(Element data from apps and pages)
= = = =
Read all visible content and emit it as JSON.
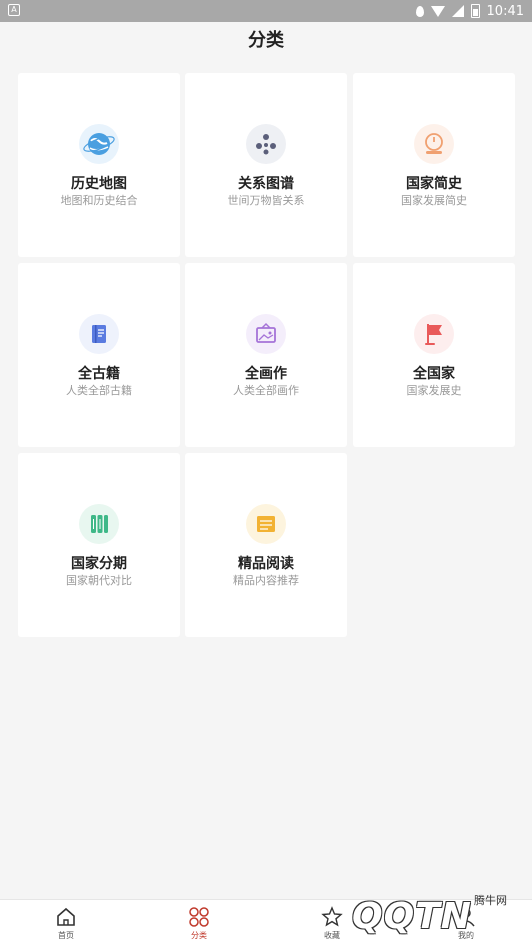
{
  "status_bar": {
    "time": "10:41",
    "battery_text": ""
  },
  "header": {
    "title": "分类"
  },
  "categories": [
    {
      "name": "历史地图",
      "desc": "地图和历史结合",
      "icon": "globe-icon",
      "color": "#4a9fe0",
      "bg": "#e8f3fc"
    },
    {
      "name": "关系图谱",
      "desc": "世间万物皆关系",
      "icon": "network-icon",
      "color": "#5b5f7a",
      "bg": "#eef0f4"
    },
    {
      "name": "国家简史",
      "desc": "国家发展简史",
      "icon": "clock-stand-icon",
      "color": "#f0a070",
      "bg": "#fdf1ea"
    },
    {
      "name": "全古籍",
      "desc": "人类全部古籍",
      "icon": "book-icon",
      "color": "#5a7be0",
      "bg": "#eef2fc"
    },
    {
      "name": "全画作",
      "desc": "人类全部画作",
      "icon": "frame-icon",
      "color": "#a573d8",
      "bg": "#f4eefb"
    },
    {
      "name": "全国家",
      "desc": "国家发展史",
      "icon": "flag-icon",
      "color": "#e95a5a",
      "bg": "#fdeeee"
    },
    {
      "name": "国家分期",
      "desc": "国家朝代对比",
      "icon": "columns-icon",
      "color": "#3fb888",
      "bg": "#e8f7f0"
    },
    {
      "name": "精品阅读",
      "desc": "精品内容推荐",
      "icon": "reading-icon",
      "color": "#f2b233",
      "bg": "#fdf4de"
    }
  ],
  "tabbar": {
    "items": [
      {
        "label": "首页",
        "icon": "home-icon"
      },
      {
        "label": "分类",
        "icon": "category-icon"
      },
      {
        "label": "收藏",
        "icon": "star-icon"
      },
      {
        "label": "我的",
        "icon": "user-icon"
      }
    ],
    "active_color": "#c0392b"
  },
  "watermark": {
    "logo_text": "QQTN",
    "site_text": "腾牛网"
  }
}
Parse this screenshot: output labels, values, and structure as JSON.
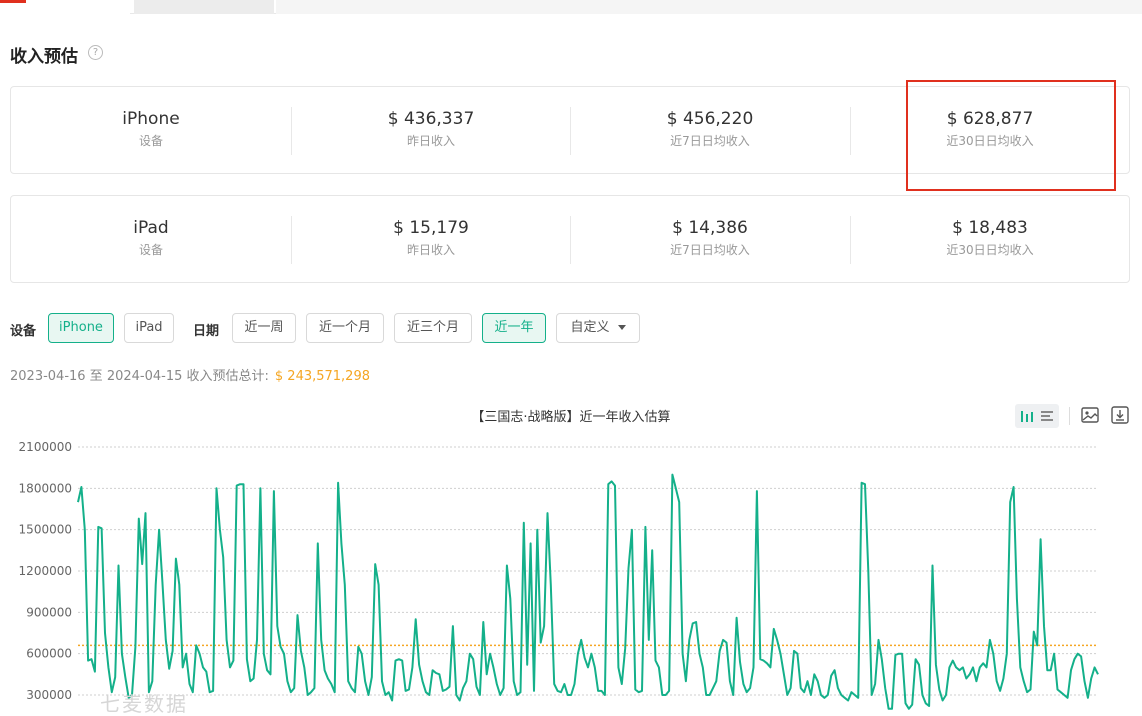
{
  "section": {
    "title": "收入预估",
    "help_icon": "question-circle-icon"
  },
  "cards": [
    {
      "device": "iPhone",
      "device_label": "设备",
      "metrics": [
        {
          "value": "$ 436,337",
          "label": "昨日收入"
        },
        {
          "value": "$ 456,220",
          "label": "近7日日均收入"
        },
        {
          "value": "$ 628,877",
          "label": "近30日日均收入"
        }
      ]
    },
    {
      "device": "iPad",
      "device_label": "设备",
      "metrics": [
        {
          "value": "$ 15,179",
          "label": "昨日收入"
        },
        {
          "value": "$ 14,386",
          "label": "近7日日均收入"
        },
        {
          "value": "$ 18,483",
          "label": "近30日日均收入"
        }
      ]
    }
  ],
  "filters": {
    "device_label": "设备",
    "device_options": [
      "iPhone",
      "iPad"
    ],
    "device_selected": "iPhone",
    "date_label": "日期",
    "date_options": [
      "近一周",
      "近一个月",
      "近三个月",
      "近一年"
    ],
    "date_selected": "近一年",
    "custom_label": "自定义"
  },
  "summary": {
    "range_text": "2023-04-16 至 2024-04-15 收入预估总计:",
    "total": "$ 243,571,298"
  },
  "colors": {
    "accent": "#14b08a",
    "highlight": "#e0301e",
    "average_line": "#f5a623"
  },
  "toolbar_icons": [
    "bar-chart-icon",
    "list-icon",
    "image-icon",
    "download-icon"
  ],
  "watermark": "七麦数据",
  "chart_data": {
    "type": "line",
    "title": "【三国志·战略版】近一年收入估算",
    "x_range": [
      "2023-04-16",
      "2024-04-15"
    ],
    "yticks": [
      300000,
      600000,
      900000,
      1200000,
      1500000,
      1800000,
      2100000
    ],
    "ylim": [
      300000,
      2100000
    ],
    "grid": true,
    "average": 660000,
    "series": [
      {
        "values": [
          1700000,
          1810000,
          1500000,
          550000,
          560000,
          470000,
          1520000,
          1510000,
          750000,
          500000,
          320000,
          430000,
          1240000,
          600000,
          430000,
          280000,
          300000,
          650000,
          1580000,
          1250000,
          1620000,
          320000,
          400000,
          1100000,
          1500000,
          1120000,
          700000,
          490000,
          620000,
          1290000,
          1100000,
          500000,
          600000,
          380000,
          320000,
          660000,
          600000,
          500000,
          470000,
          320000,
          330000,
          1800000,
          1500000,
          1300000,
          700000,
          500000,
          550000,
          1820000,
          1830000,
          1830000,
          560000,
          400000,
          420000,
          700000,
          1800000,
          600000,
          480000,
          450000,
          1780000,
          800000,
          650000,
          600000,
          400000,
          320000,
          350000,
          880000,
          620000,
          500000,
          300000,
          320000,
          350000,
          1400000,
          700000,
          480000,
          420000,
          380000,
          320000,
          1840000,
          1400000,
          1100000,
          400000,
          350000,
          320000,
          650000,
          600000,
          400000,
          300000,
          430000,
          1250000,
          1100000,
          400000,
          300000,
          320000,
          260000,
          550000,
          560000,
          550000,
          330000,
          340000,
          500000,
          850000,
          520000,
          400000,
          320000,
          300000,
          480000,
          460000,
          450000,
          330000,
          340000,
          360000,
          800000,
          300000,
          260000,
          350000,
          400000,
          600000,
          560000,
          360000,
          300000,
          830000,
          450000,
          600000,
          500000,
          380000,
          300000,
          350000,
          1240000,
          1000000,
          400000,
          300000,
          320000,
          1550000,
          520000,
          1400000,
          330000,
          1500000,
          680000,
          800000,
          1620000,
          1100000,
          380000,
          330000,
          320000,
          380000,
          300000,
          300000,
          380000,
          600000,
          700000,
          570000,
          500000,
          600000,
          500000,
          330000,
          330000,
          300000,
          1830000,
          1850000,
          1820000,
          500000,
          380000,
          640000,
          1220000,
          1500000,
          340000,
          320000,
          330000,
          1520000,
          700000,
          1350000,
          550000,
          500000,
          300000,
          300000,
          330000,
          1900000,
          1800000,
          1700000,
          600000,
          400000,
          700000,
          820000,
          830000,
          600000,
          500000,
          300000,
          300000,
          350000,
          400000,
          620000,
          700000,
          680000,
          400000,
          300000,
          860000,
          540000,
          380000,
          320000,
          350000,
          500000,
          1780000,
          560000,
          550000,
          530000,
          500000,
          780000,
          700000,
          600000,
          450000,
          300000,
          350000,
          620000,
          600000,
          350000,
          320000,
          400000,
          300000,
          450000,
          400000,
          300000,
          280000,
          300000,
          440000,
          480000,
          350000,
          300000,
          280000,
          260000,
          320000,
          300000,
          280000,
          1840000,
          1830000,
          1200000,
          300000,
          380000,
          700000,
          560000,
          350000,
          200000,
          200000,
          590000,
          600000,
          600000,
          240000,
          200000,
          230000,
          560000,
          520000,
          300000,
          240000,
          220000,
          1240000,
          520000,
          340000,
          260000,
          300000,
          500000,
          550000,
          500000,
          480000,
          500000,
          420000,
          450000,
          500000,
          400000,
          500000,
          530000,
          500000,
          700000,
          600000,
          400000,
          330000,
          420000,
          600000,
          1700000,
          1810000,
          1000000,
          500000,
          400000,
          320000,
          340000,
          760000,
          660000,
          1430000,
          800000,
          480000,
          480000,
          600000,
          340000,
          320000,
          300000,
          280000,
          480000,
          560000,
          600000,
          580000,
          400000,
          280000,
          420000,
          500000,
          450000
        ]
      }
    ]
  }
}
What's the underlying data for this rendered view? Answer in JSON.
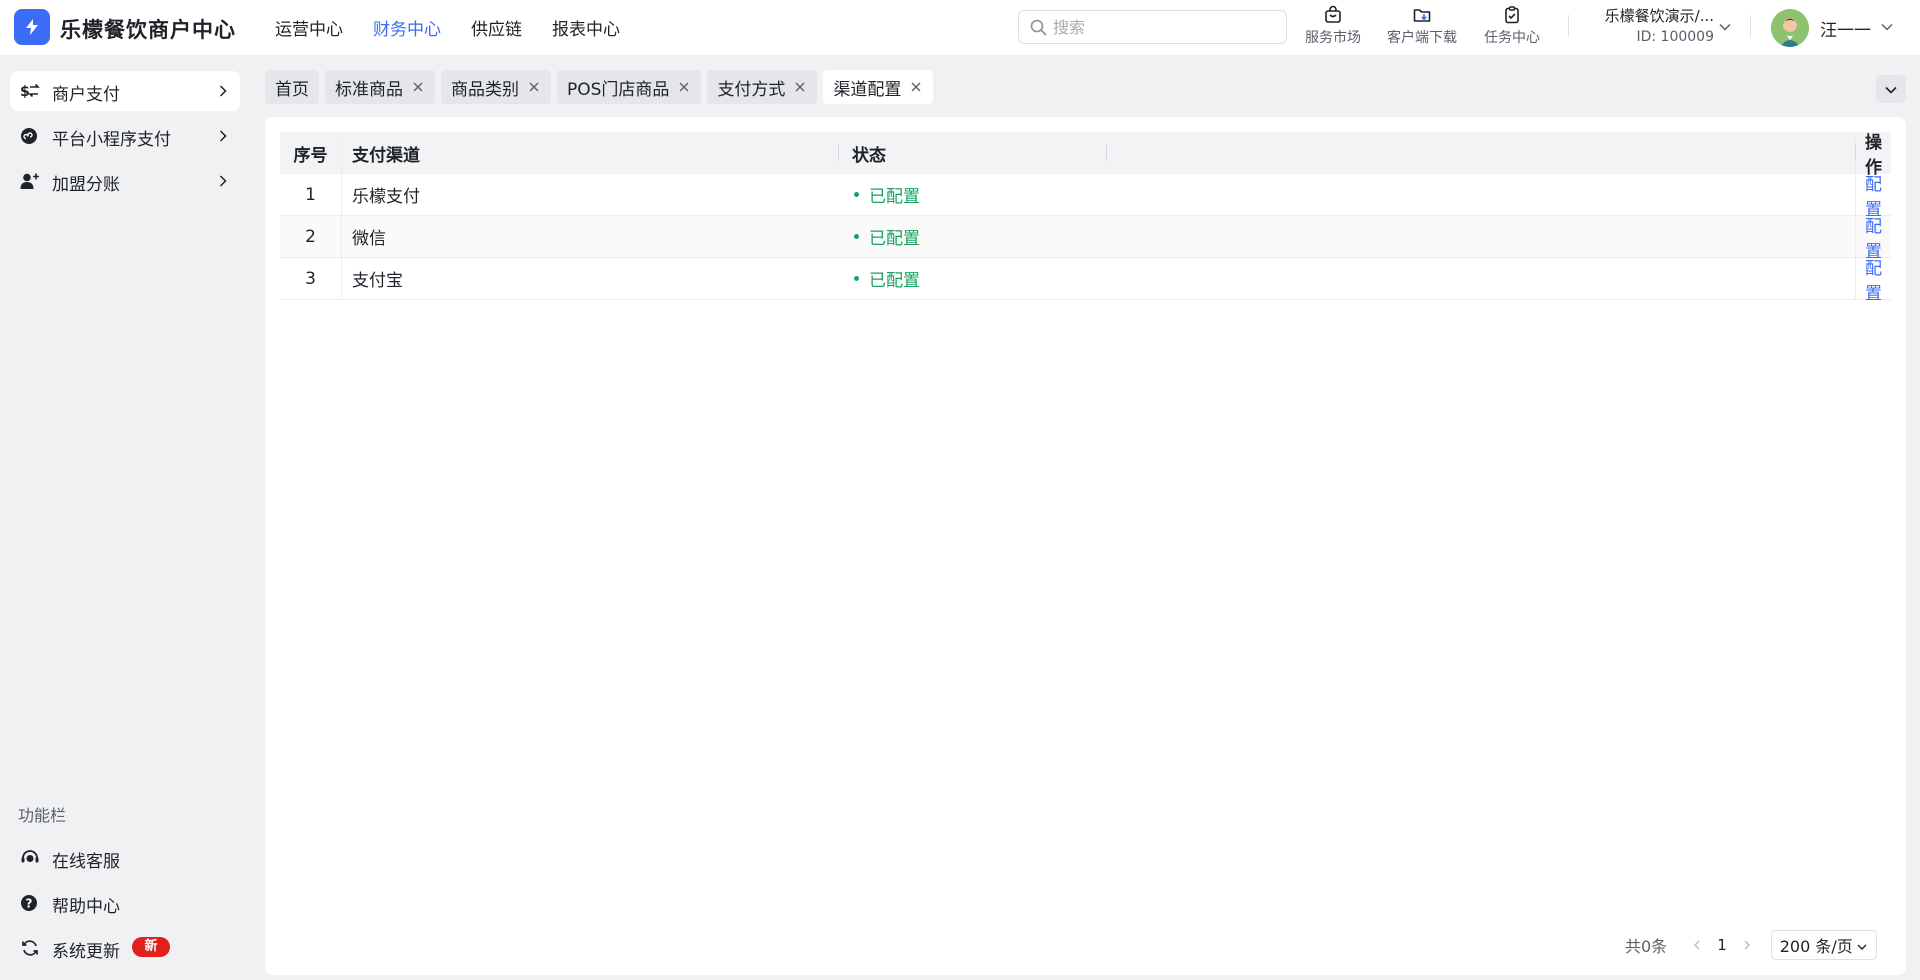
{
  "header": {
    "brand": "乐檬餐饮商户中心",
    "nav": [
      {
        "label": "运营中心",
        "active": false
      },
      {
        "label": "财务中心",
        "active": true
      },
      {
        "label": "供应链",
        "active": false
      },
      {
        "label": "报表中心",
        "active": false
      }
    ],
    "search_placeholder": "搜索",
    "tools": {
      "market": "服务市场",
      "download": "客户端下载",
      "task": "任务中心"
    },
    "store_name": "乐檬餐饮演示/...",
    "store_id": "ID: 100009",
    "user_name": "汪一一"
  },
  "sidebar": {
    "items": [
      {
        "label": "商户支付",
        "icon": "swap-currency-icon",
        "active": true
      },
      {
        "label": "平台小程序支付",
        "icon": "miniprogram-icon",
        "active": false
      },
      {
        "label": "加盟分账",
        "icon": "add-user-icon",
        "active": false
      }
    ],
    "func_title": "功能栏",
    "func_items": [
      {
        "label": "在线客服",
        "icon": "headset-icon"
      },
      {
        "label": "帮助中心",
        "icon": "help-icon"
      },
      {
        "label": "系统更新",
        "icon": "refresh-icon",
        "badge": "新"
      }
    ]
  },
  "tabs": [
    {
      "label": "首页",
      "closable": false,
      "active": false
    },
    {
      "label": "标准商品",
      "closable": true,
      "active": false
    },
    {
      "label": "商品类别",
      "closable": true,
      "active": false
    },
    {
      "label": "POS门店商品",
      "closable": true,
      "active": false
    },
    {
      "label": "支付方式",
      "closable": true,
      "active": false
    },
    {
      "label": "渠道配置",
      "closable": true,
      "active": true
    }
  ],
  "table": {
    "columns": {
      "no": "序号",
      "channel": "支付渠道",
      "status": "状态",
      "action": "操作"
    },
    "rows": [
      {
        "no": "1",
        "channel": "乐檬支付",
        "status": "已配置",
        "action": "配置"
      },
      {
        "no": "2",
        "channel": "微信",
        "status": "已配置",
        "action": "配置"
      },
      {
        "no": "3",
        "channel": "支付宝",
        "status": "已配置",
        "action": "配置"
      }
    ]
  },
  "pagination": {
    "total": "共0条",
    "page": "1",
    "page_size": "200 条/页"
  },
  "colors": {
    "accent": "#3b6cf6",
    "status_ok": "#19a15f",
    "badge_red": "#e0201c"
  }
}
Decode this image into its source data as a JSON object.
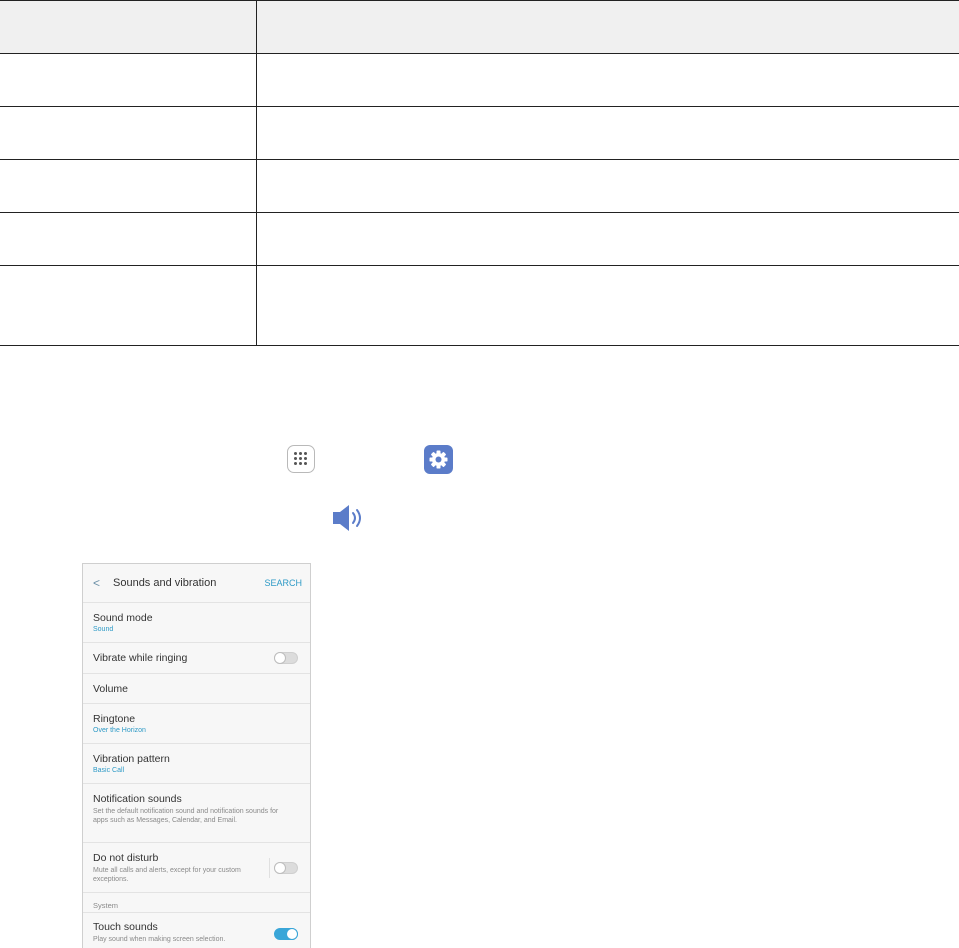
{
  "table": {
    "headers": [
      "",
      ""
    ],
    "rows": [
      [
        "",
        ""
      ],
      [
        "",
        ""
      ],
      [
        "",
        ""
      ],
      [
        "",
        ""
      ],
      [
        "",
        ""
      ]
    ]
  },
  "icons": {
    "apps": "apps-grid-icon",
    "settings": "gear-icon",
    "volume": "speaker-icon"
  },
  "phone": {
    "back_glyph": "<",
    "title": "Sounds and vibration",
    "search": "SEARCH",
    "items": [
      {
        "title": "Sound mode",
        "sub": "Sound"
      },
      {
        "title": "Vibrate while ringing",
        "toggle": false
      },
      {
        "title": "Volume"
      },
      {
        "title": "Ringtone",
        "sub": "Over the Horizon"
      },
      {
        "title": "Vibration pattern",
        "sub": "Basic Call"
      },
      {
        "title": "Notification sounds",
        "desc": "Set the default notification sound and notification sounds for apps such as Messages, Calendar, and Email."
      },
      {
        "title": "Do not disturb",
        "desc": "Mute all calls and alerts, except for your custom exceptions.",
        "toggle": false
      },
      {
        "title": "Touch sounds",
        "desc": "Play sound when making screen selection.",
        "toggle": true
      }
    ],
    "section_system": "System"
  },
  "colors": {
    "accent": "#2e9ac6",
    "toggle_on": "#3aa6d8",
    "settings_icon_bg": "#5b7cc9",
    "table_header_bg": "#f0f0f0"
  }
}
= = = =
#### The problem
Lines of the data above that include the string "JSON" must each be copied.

#### Task response
Read all visible content and emit it as JSON.
Parse this screenshot: output labels, values, and structure as JSON.
What's the underlying data for this rendered view? Answer in JSON.
Decode this image into its source data as a JSON object.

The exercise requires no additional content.